// Output:
// a
// b
// c

And you can use the spread operator (...) to turn strings into Arrays:

const chars = [...'abc'];
    // ['a', 'b', 'c']

6.4.1 Iteration honors Unicode code points

The string iterator splits strings along code point boundaries, which means that the strings it returns comprise one or two JavaScript characters:

for (const ch of 'x\uD83D\uDE80y') {
    console.log(ch.length);
}
// Output:
// 1
// 2
// 1

6.4.2 Counting code points

Iteration gives you a quick way to count the Unicode code points in a string:

> [...'x\uD83D\uDE80y'].length
3

6.4.3 Reversing strings with non-BMP code points

Iteration also helps with reversing strings that contain non-BMP code points (which are larger than 16 bit and encoded as two JavaScript characters):

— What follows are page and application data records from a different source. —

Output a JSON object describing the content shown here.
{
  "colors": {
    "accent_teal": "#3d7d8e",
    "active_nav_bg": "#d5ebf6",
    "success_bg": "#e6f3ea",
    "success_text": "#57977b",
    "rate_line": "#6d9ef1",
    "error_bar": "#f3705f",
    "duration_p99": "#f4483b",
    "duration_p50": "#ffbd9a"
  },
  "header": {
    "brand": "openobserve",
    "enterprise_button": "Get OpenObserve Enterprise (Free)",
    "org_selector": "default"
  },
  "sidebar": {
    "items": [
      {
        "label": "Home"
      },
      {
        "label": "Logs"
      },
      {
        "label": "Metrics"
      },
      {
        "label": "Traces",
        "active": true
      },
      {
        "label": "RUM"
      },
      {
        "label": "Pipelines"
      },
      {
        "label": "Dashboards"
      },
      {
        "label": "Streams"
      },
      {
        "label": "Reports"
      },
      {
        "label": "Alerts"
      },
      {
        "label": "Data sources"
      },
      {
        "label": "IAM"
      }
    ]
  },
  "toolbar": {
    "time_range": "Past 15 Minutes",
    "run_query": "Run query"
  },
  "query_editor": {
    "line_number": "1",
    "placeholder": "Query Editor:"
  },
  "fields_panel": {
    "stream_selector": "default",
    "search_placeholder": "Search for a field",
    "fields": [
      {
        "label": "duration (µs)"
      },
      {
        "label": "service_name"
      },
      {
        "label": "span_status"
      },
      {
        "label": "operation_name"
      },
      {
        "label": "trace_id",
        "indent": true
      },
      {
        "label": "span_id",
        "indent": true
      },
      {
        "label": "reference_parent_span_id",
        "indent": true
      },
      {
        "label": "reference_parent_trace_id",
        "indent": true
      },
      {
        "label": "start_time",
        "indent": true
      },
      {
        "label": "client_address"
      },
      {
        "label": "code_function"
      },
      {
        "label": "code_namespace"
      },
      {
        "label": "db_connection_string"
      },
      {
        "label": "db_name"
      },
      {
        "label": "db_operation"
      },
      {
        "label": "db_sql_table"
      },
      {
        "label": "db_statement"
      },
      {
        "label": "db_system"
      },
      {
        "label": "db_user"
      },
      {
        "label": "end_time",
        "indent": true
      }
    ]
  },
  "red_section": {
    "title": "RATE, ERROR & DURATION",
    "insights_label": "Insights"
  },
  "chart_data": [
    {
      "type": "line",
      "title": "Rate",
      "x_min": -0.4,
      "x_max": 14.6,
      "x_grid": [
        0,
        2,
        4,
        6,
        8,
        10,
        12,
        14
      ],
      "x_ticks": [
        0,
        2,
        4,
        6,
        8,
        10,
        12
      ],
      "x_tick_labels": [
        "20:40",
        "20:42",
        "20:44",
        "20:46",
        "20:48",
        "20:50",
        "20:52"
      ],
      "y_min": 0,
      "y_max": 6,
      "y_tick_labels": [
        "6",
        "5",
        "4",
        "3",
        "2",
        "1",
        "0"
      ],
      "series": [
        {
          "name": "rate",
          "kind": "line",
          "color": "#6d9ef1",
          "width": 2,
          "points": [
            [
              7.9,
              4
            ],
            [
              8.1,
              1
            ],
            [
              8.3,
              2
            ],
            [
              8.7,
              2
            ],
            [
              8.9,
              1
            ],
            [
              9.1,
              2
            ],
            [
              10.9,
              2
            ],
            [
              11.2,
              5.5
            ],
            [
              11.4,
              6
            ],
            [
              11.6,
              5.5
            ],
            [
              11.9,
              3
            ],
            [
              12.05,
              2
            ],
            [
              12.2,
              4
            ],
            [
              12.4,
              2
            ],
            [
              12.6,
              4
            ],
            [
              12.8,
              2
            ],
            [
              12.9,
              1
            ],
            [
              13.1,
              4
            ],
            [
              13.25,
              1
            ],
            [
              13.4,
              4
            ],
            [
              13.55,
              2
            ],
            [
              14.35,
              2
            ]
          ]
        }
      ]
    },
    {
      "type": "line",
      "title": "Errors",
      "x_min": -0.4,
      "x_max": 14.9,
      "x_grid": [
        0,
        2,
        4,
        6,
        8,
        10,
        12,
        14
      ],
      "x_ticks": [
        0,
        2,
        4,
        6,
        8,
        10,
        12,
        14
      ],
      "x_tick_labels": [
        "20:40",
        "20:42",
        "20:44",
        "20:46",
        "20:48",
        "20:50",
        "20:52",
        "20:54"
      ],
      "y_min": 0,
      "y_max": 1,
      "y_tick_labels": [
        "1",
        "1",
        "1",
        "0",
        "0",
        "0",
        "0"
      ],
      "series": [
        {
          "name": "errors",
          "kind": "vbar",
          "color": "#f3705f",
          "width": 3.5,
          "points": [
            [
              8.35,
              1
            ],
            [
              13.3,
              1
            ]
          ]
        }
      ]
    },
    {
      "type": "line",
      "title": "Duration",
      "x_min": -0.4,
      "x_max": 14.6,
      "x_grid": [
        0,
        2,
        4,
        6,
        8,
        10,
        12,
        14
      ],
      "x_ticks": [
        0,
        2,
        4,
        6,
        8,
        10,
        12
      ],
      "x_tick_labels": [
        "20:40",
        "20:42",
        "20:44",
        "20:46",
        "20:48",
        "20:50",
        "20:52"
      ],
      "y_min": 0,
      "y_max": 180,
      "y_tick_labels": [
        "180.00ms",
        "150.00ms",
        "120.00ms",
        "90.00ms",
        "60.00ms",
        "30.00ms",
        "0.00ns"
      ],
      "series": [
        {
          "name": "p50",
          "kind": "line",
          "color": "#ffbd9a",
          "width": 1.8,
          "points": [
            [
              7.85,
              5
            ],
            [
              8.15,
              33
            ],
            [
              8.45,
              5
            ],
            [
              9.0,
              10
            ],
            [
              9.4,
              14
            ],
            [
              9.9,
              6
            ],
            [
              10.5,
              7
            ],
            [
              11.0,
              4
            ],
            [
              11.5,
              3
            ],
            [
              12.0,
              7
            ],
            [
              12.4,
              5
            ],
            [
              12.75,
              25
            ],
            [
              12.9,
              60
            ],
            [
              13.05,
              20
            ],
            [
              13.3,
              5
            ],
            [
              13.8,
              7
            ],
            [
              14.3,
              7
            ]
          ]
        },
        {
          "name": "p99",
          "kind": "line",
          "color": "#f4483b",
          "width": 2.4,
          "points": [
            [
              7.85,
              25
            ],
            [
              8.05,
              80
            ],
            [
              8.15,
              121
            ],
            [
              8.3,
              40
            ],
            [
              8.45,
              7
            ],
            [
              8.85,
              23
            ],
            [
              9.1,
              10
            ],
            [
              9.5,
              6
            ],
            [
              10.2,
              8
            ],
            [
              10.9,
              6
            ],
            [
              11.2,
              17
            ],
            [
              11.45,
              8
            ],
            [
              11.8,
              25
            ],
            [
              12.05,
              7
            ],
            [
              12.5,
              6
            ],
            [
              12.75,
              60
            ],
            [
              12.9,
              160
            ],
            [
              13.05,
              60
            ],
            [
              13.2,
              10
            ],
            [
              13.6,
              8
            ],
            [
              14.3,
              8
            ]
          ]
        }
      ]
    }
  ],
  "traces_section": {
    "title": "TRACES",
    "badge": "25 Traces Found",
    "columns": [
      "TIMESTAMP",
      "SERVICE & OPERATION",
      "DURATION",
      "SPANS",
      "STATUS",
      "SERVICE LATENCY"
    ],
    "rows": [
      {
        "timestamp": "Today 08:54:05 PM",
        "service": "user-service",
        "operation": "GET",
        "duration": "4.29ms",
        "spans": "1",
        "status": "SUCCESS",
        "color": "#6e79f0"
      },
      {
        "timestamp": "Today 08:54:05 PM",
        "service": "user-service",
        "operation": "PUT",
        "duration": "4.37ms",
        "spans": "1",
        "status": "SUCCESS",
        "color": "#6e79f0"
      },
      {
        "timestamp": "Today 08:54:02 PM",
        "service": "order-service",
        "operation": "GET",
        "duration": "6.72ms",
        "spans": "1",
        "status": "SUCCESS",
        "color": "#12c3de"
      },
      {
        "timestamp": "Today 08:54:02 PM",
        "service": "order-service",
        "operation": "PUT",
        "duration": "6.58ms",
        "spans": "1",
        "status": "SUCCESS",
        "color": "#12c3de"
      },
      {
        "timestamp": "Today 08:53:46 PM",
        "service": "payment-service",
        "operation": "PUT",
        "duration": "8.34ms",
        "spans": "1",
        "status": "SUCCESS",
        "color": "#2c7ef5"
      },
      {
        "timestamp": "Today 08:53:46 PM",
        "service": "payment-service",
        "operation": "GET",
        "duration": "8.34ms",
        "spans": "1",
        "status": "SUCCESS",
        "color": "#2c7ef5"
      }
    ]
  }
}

const str = 'x\uD83D\uDE80y';

// ES5: \uD83D\uDE80 are (incorrectly) reversed
console.log(str.split('').reverse().join(''));
    // 'y\uDE80\uD83Dx'

// ES6: order of \uD83D\uDE80 is preserved
console.log([...str].reverse().join(''));
    // 'y\uD83D\uDE80x'
The two reversed strings in the Firefox console.
The two reversed strings in the Firefox console.

6.5 Numeric values of code points

The new method codePointAt() returns the numeric value of a code point at a given index in a string:

const str = 'x\uD83D\uDE80y';
console.log(str.codePointAt(0).toString(16)); // 78
console.log(str.codePointAt(1).toString(16)); // 1f680
console.log(str.codePointAt(3).toString(16)); // 79

This method works well when combined with iteration over strings:

for (const ch of 'x\uD83D\uDE80y') {
    console.log(ch.codePointAt(0).toString(16));
}
// Output:
// 78
// 1f680
// 79

The opposite of codePointAt() is String.fromCodePoint():

> String.fromCodePoint(0x78, 0x1f680, 0x79) === 'x\uD83D\uDE80y'
true

6.6 Checking for inclusion

Three new methods check whether a string exists within another string:

> 'hello'.startsWith('hell')
true
> 'hello'.endsWith('ello')
true
> 'hello'.includes('ell')
true

Each of these methods has a position as an optional second parameter, which specifies where the string to be searched starts or ends:

> 'hello'.startsWith('ello', 1)
true
> 'hello'.endsWith('hell', 4)
true

> 'hello'.includes('ell', 1)
true
> 'hello'.includes('ell', 2)
false

6.7 Repeating strings

The repeat() method repeats strings:

> 'doo '.repeat(3)
'doo doo doo '

6.8 String methods that delegate regular expression work to their parameters

In ES6, the four string methods that accept regular expression parameters do relatively little. They mainly call methods of their parameters:

The parameters don’t have to be regular expressions, anymore. Any objects with appropriate methods will do.

6.9 Reference: the new string methods

Tagged templates:

Unicode and code points:

Finding strings:

Repeating strings:

Next: 7. Symbols